── Exercise data ──

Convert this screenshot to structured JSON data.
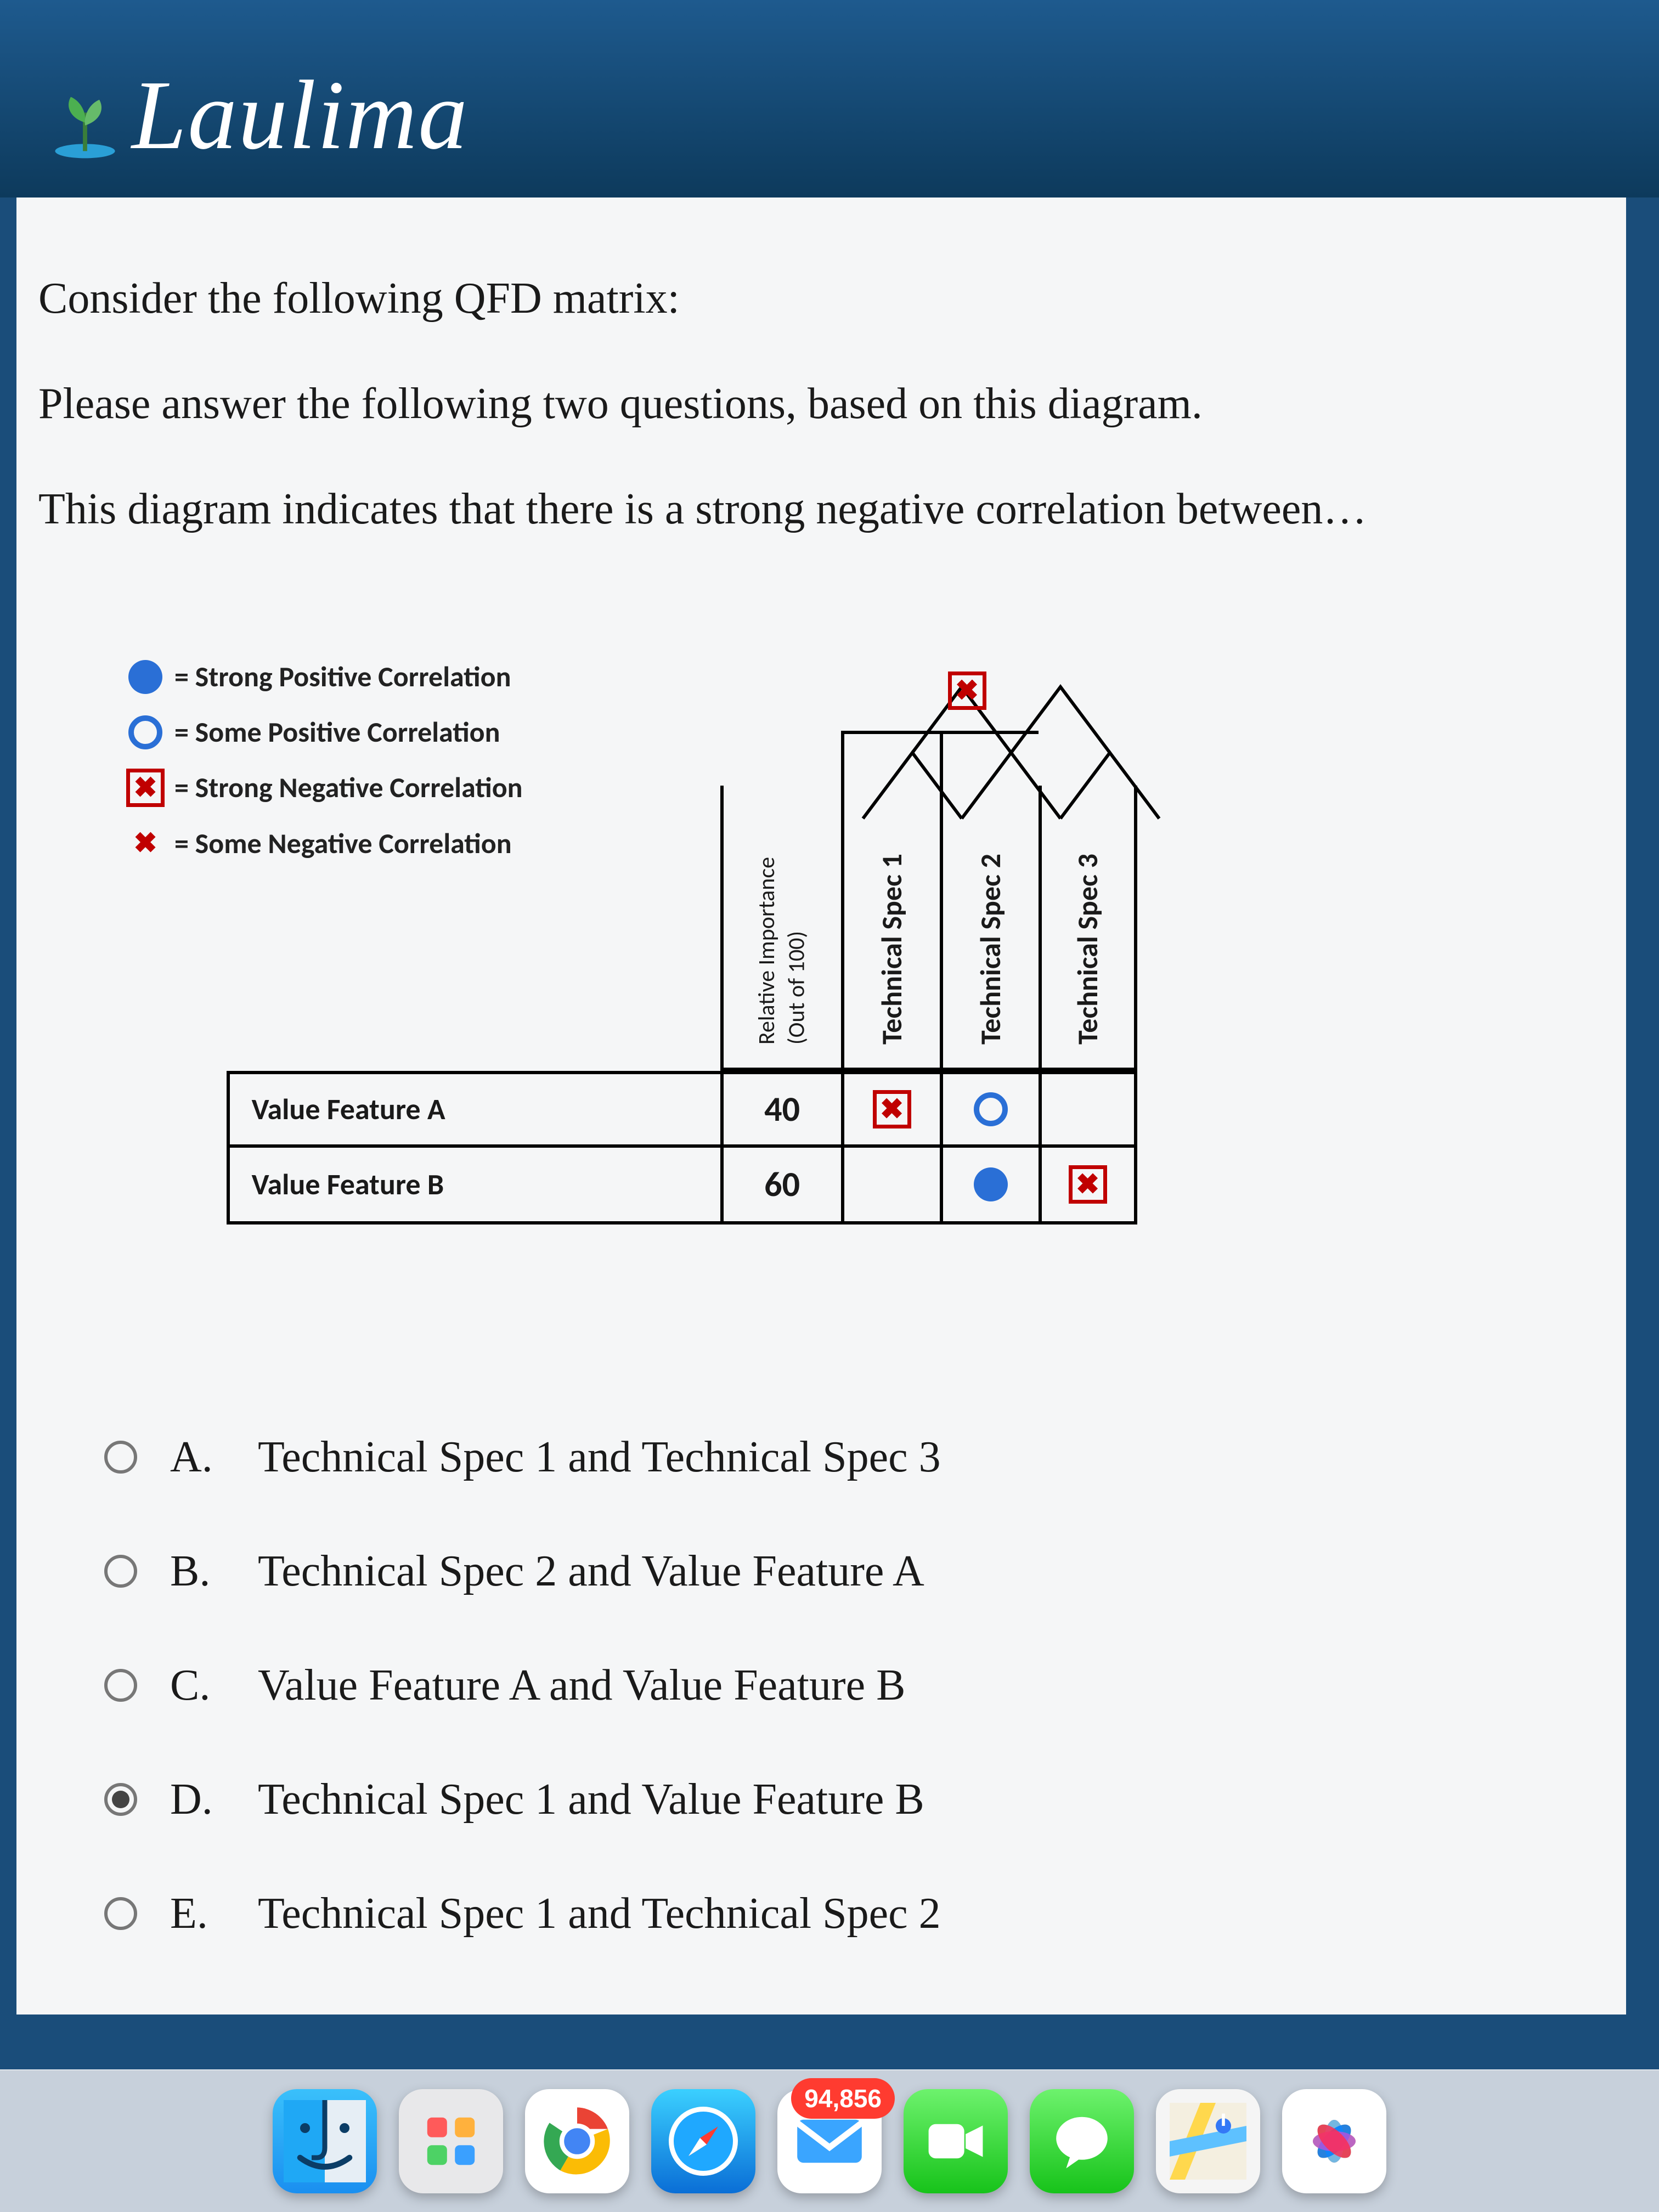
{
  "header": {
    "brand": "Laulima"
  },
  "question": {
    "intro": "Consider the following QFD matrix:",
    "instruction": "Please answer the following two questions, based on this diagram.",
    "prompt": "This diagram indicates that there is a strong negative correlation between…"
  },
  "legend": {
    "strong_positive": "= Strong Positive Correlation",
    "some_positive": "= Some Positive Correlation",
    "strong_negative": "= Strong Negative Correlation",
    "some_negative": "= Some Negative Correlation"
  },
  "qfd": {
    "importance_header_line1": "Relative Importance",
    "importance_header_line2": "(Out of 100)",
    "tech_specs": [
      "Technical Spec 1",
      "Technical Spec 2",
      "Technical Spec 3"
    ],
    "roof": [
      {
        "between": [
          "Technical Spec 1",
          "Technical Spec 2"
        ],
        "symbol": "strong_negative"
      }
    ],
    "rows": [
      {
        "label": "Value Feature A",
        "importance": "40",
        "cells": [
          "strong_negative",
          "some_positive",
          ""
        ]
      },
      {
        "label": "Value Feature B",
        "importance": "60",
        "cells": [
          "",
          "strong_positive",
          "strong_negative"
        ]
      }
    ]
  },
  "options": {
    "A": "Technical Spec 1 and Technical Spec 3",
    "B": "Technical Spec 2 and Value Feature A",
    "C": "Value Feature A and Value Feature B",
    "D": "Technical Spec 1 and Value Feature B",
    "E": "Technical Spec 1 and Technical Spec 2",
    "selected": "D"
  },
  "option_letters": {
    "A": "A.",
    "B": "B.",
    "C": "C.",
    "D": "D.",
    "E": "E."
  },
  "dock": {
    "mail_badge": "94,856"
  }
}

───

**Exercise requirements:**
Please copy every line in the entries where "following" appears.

**Written response:**
    "intro": "Consider the following QFD matrix:",
    "instruction": "Please answer the following two questions, based on this diagram.",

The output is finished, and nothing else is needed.